Betting Trends for Bracket Buster Weekend
by Robert Ferringo - 02/18/2009
I've analyzed the last four years of the mid-February mid-major hoops orgy known as Bracket Buster Weekend to see if I could establish any useful betting angles or trends. Instead of working over every single "official" BracketBuster game I squared my focus on the ones that featuring the mid-major conferences that were routinely wagered upon. That includes the Ohio Valley, Big West, Horizon, Missouri Valley, Metro Atlantic, Mid-American, Colonial, and Western Athletic. These are the key players and they constitute the primary games in the BB.
Here's what I found:
- In the 45 games that I tracked from last year the favorites covered the spread just 44.4 percent of the time. That was actually a shade lower than the previous three years, in which the favorites earned the cash in just 45.2 percent of the games. Over the past four years favorites are just 71-87 in games concerning the eight primary conferences. That's a weak 44.9 percent.
- Not surprisingly, because favorites have been weak wagers when it comes to Bracket Busters, home teams have been just as bad. Last year home teams were a sorry 18-27 ATS (40 percent). Over the last four years the hosts are a stunningly bad 61-97 ATS. That means that by blindly betting the road teams in the Bracket Buster games you would have hit on 61.4 percent of your wagers over the last four seasons. You can posit your own theory on why the visitors have performed well above expectations, but the bottom line is that oddsmakers are severely overrating the home court advantage in favor of other factors.
- Building on the home-court disadvantage, teams that had an unusually long travel have performed exceptionally well against the number. My version of "unusually long travel" is a bit subjective but I tried to stick with teams that crossed multiple time zones. And if that was an odd measure the determining factor was whether or not I would be dreading the length of the plane ride. Most of the situations were pretty clear-cut: UC-Davis heading to Loyola, Maryland or Siena traveling to Boise State. Over the last four years teams that underwent "unusually long travel" have been an amazing 24-9 ATS. That's a stellar 72.7 percent success rate. Teams that have had to travel from east to west have gone 16-6 ATS while schools going west to east have gone 8-3 ATS.

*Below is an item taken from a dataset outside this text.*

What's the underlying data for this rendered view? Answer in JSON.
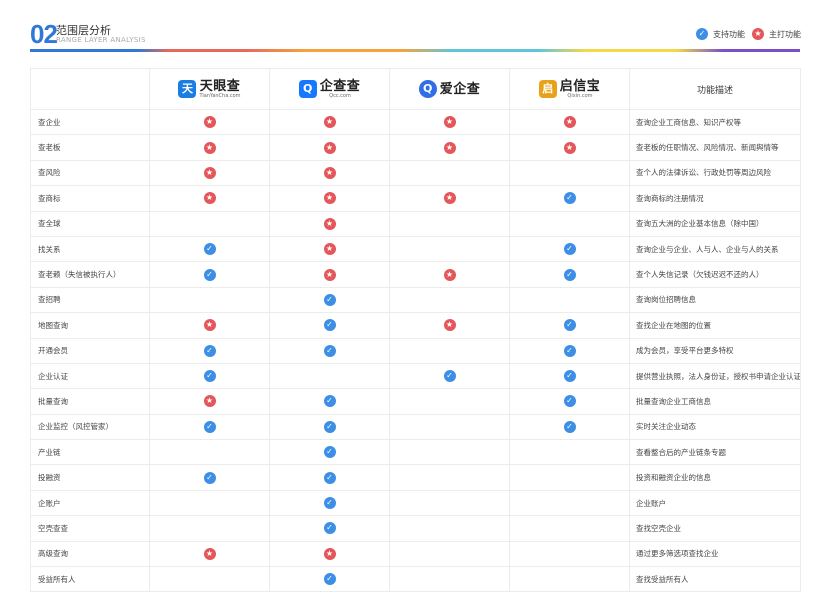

Last year the winners were UC-Davis, Rider, Kent State and Siena. The lone loser was Nevada. Samford (won) and Wichita State (loss) were on the fence, but a split didn't really change the numbers.
This year there is really a dearth of these types of situations. We have two obvious E2W situations: VCU at Nevada and Wisconsin-Green Bay at Long Beach State. I'm also going to count George Mason heading to Creighton, and then Cleveland State at Wichita State is really on the fence. But that is really it.
- In 2008 the spread only came into play in six of the 45 games that I tracked. That means that the team that won the game covered the spread 87 percent of the time, which was higher than the 78.8 percent success rate in the three years prior. So, over the last four years the straight up winners in the Bracket Buster games are 128-30 ATS, an 81-percent clip.
Basically, put your money on the team that you think is going to win outright and don't plan on an underdog "keeping it close".
Further, underdogs have won outright in 60 of the 158 games that I tracked over the last four years. That means that 60 of the 87 underdogs that covered the spread (69 percent) won their games outright. It also means that if you like an underdog you definitely need to put some coin on the moneyline for that team as well.
- Oddly enough, road favorites have been a strong Bracket Buster play. Road faves are a spectacular 10-3 ATS over the last four years after a 3-2 ATS performance last season. Also, visitors that have been posted between a 'Pick' and +1.5 have gone 7-1 ATS. That puts any teams that fall in that range (road teams between +1.5 to -12) as an automatic play because they have posted a 17-4 ATS record over the last four seasons.
- Double-digit favorites have struggled, notching a 10-13 overall ATS mark during the last four years. The heavy chalk was just 3-4 ATS last season after posting a 4-2 ATS mark in 2007. (2007 was the only year DD favorites turned a profit.)
- Here are the four-year overall conference records for the principals:
OVC: 10-22 ATS (5-5 ATS last year)
Big West: 10-10 ATS (5-2 ATS last year)
Horizon: 22-13 ATS (4-5 ATS last year)
Missouri Valley: 21-17 ATS (7-2 ATS last year)
Metro: 15-16 ATS (5-5 ATS last year)
MAC: 22-22 ATS (4-5 ATS last year)
Colonial: 21-14 ATS (6-6 ATS last year)
WAC: 13-13 ATS (1-6 ATS last year)
It's interesting to note that the WAC had gone 10-3 ATS in 2006 and 2007 before its collapse last year.
So there you have it, some Bracket Buster Basics. I still think it's very important to focus on the individual matchups in these games, but some of these numbers and the betting strategy that they preclude can't be ignored.
Carpe diem, my friends. And good luck.